Paul Boroh, coordinator of the presidential amnesty programme, says 19 ex-militants from the Niger Delta are currently studying for a doctorate degree abroad, with a good number in the UK.
Boroh said this while making a presentation “Between Agitation and Amnesty: Sustainable Reintegration in the Niger Delta Region of Nigeria”.
The brigadier-general, who was represented by Benaebi Oguoko, his special adviser, made the revelation at the University of Sussex, UK, on Friday, stating that the amnesty programme has been succesful in ensuring peace in the Niger Delta.
He said 1,723 ex-militants were deployed to study abroad, via the amnesty programme, and 1,437 already graduated from various schools across the world.
Of the 286 ex-militants who are studying abroad, 259 are studying for a bachelor’s degree while eight are at master’s level and 19 conducting Ph.D research, across 69 foreign institutions.
“At one time when the crisis was really tough, oil exports got as low as 250,000 barrels per day.
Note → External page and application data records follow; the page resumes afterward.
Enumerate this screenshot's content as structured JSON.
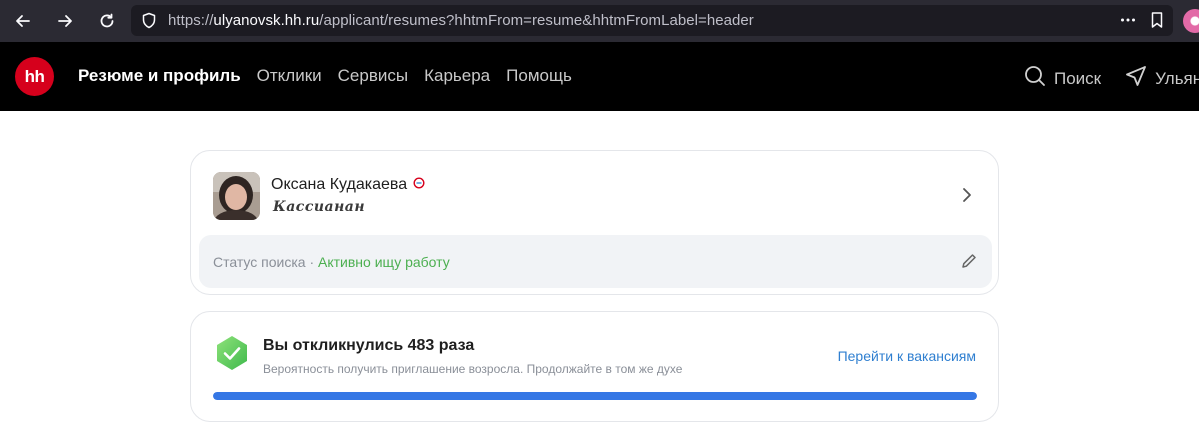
{
  "browser": {
    "url_prefix": "https://",
    "url_host": "ulyanovsk.hh.ru",
    "url_path": "/applicant/resumes?hhtmFrom=resume&hhtmFromLabel=header"
  },
  "header": {
    "logo": "hh",
    "nav": [
      {
        "label": "Резюме и профиль"
      },
      {
        "label": "Отклики"
      },
      {
        "label": "Сервисы"
      },
      {
        "label": "Карьера"
      },
      {
        "label": "Помощь"
      }
    ],
    "search_label": "Поиск",
    "region_label": "Ульян"
  },
  "profile": {
    "name": "Оксана Кудакаева",
    "subtitle": "Кассианан",
    "status_prefix": "Статус поиска · ",
    "status_value": "Активно ищу работу"
  },
  "responses": {
    "title": "Вы откликнулись 483 раза",
    "subtitle": "Вероятность получить приглашение возросла. Продолжайте в том же духе",
    "link": "Перейти к вакансиям",
    "progress": 1.0
  },
  "colors": {
    "brand": "#d6001c",
    "status_ok": "#4caf50",
    "link": "#2f7fd0",
    "progress": "#3577e5"
  }
}
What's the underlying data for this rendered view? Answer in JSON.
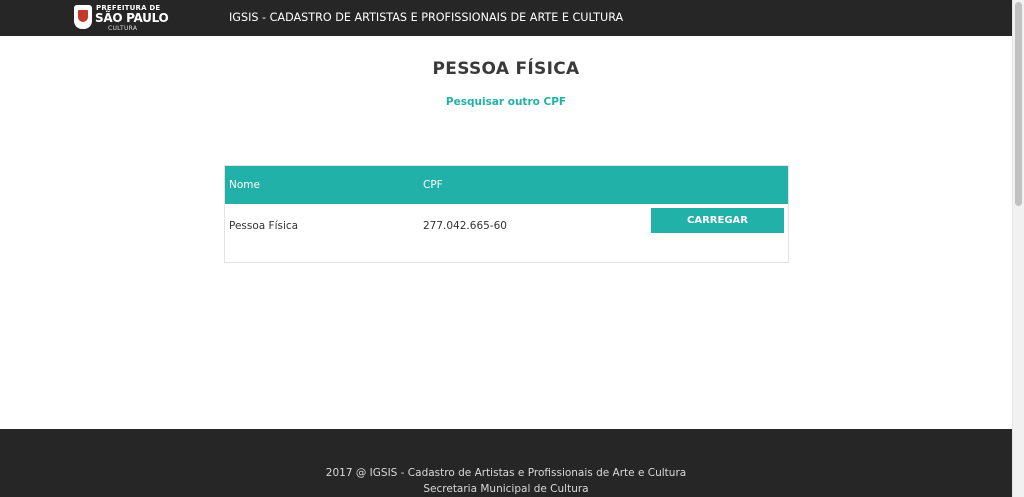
{
  "header": {
    "logo": {
      "line1": "PREFEITURA DE",
      "line2": "SÃO PAULO",
      "line3": "CULTURA"
    },
    "app_title": "IGSIS - CADASTRO DE ARTISTAS E PROFISSIONAIS DE ARTE E CULTURA"
  },
  "main": {
    "title": "PESSOA FÍSICA",
    "search_link": "Pesquisar outro CPF",
    "table": {
      "columns": [
        "Nome",
        "CPF"
      ],
      "rows": [
        {
          "nome": "Pessoa Física",
          "cpf": "277.042.665-60",
          "action_label": "CARREGAR"
        }
      ]
    }
  },
  "footer": {
    "line1": "2017 @ IGSIS - Cadastro de Artistas e Profissionais de Arte e Cultura",
    "line2": "Secretaria Municipal de Cultura"
  },
  "colors": {
    "accent": "#21b1a8",
    "header_bg": "#262626",
    "footer_bg": "#262626"
  }
}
But since amnesty was granted it averaged around one million barrels and then two million barrels per day,” he said.
He added that a number of people have complained that the money for the programme — about N100 billion per year — was too much, but he waved off that argument by saying if four to five days of crude production guarantee peace for the year, then it is worth it.
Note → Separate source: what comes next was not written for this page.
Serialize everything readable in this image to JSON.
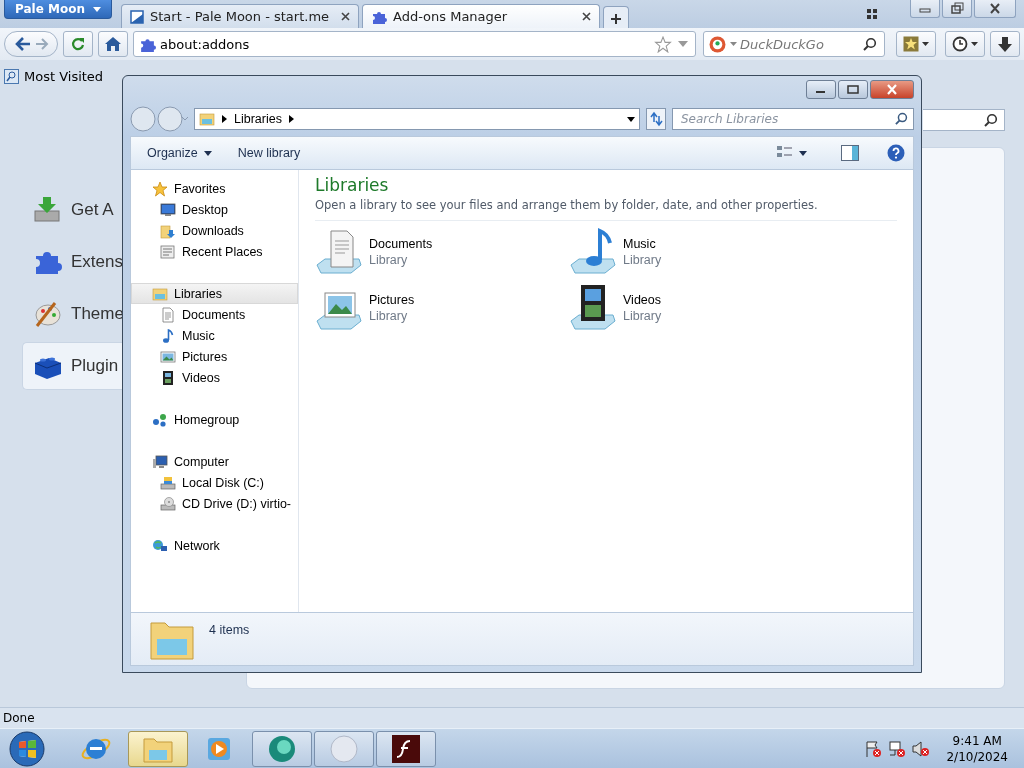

“Some people complain that the amount of money for the programme is like a black hole. But its an investment programme,” he added.
“For example, if you are using the money of four of five days of crude oil production to finance a programme for the whole year, and with that you guarantee government revenues.
“This is an investment programme and the ultimate programme is to make sure that peace is secured in the region.”
He said many more ex-militants are also studying in Nigeria, while some are taking up profitable vocations to add value to the Niger Delta region.